Now, if corrugated-iron conjures up an image of a small rusting shed tucked out of sight behind a derelict croft, forget it. Its dimensions were: nave and aisles 70 feet by 40 feet, 30 feet to apex; sanctuary, 30 feet by 20 feet with circular apse; chapel 30 feet by 20 feet; sacristy 18 feet by 14 feet, with a porch and small organ chamber. Built to accommodate 600 people, it was thought to have been one of the largest iron churches ever erected. This gem was lit by 50 windows of Gothic design, glazed with green-tinted cathedral glass. The outer walls were covered with galvanised corrugated iron painted in oil colours. Those inside were lined with inodorous felt to match the boarding which was stained and varnished in light and dark oak colours; the roofs were lined of the same materials.
The benefactors were the Marquess and Marchioness of Bute – the UK’s leading 19th- century philanthropists, who bank-rolled numerous church buildings including St Edward’s on the Island of Canna. John Patrick Crichton-Stuart, 3rd Marquess of Bute, was baptised as an Anglican, but while studying at Oxford in 1866 abandoned Presbyterianism in favour of Catholicism believing that the Roman Catholic Church was the true Church as it had not been corrupted by reformation.

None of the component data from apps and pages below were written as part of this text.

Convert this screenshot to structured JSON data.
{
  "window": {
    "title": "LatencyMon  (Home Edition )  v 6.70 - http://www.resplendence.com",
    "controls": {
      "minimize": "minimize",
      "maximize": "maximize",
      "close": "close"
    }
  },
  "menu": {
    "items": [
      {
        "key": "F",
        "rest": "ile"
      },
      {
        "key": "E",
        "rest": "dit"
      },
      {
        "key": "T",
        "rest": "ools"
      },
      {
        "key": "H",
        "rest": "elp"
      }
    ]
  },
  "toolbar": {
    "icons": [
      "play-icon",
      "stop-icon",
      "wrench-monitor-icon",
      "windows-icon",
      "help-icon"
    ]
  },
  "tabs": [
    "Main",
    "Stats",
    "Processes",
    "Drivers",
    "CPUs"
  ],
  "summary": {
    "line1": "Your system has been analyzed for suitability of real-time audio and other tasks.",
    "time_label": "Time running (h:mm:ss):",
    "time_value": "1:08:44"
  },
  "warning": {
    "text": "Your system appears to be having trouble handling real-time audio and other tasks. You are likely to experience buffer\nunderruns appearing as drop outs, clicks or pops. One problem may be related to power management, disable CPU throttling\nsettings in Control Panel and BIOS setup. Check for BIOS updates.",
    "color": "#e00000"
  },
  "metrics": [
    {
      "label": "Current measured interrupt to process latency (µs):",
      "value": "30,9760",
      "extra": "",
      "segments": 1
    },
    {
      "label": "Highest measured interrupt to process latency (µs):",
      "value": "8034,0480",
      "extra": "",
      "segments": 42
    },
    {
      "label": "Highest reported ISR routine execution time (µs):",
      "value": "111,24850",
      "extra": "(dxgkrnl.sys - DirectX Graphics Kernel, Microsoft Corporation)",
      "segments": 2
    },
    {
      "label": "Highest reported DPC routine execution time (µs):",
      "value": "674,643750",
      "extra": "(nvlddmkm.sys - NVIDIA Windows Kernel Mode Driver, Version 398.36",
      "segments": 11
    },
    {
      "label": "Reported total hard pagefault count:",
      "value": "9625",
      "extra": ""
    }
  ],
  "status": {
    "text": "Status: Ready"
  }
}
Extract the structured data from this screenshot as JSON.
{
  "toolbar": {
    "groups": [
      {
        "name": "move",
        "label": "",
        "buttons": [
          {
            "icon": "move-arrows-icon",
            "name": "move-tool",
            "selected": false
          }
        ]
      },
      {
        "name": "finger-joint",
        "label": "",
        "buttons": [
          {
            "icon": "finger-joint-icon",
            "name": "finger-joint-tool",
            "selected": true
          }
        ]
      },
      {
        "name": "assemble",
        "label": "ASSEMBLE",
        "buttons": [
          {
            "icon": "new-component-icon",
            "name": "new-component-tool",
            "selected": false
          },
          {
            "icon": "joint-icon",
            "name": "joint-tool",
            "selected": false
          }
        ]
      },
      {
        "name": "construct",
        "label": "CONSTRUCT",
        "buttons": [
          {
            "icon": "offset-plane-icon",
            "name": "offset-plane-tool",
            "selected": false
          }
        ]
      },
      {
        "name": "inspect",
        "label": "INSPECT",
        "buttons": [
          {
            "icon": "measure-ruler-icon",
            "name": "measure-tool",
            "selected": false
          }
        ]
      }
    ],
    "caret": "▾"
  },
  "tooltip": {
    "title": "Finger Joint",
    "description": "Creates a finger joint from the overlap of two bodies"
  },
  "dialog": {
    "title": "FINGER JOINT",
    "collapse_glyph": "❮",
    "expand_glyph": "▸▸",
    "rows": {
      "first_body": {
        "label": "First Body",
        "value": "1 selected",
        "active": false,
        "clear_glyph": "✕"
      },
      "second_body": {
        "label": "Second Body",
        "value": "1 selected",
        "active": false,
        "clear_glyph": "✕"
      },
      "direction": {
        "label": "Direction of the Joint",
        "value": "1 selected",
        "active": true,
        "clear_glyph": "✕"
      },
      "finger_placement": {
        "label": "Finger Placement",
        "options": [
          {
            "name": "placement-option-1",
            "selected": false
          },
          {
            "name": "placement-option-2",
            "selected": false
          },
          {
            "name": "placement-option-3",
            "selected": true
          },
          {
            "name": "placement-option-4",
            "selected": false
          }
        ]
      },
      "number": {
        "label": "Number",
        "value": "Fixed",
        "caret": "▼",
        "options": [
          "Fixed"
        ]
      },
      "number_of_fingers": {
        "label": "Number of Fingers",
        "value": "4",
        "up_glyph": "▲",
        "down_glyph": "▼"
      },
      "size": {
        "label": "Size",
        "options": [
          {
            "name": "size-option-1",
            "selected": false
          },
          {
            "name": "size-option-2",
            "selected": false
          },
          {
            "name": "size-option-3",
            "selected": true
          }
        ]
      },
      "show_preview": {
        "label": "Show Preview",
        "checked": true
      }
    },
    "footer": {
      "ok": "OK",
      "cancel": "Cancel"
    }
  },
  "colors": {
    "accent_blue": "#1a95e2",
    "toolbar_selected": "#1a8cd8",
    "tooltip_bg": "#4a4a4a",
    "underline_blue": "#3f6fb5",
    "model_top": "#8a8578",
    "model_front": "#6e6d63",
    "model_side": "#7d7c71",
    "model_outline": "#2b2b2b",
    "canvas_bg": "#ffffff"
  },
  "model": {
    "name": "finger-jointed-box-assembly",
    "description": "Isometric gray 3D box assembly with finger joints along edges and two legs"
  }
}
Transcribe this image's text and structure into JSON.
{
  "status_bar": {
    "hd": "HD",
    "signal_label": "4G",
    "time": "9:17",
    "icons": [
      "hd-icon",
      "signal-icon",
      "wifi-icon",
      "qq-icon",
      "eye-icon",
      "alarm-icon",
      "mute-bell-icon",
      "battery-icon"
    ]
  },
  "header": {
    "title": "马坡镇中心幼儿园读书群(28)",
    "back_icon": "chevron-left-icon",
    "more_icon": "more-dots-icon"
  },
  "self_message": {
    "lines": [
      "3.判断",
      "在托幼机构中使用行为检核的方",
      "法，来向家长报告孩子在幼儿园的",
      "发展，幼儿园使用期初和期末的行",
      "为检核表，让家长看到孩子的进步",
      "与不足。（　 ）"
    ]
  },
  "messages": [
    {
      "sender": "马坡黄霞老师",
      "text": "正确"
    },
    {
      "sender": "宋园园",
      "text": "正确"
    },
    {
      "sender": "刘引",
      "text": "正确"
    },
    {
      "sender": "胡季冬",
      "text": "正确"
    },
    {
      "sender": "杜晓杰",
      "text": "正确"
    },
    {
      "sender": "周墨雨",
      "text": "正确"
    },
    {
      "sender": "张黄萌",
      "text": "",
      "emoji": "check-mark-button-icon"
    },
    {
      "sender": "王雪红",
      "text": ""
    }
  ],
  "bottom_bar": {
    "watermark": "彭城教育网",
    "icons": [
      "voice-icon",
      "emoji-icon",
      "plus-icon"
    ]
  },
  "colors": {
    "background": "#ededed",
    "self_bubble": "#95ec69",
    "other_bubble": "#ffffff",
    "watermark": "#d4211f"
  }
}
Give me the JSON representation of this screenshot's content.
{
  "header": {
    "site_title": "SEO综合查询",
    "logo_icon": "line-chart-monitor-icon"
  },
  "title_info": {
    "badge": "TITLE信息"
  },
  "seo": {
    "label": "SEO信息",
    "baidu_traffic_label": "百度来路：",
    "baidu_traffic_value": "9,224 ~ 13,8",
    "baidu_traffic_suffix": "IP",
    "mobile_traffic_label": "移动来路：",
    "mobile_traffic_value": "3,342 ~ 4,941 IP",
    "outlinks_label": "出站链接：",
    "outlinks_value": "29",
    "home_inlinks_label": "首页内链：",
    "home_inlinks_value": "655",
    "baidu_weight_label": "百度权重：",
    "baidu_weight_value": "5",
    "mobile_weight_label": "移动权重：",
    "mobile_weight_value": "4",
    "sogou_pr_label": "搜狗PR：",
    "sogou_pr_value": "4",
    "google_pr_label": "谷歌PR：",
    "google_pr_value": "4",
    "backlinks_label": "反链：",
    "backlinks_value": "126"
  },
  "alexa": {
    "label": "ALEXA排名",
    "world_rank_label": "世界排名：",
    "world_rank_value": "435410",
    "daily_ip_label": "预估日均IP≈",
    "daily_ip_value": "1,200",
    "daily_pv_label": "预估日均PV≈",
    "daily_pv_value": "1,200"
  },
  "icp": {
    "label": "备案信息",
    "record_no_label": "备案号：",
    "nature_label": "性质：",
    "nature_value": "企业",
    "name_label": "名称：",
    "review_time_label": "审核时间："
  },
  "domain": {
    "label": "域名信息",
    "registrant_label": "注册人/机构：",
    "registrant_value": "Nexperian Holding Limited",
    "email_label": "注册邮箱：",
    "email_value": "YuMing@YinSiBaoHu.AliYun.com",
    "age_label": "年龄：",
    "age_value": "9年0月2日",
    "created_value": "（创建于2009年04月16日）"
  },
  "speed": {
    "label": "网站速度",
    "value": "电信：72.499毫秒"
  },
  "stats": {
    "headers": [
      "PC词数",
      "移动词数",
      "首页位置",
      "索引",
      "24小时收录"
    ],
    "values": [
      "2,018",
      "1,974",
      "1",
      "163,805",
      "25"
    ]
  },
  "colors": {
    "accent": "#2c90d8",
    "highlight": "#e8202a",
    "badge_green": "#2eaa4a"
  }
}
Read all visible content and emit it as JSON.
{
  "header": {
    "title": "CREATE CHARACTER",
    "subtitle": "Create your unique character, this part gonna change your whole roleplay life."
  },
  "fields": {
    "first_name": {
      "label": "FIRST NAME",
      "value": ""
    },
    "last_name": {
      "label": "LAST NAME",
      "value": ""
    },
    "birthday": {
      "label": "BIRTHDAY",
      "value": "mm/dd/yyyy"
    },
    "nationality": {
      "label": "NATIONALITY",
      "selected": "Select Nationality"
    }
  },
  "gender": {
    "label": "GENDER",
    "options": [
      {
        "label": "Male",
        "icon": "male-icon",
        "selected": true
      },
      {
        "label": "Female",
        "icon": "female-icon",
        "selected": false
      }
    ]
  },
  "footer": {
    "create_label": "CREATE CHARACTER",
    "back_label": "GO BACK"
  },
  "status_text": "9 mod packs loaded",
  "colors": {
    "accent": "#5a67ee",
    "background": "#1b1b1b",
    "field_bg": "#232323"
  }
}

The Butes planned the interior according to their liturgical preferences and artistic taste, and he who pays the piper ensured the furnishings were equally fine. The Blessed Sacrament was reserved in a side chapel beautifully adorned for private devotion and adoration. The high altar and sanctuary, places of sacrifice and ritual worship, were separated from the nave by an ornate rood-screen, surmounted by a triptych – a work of art divided into three sections, or three carved panels that are hinged together and can be folded shut or displayed open. The pro-cathedral, the Oban Times reported, ‘Was built in such a high way, it is as good an advertisement for the builders, who have performed their part with great satisfaction, and who have been represented here by Mr Henry Sidell’. ‘Quietly and unostentatiously’, it went on, ‘the Roman Catholics are growing apace all over the West Highlands and Islands; and especially in Oban. This is in some measure due to the labours of Bishop MacDonald [Angus, Bishop of Argyll and the Isles 1878-1892 who was succeeded by George Smith] of whom it can be said there is not a more devoted prelate, as well as a thoroughly Christian man, in the country. We congratulate the Roman Catholics of Oban on their exceedingly pretty church, so much in keeping with its magnificent natural surroundings.’
Continued next week.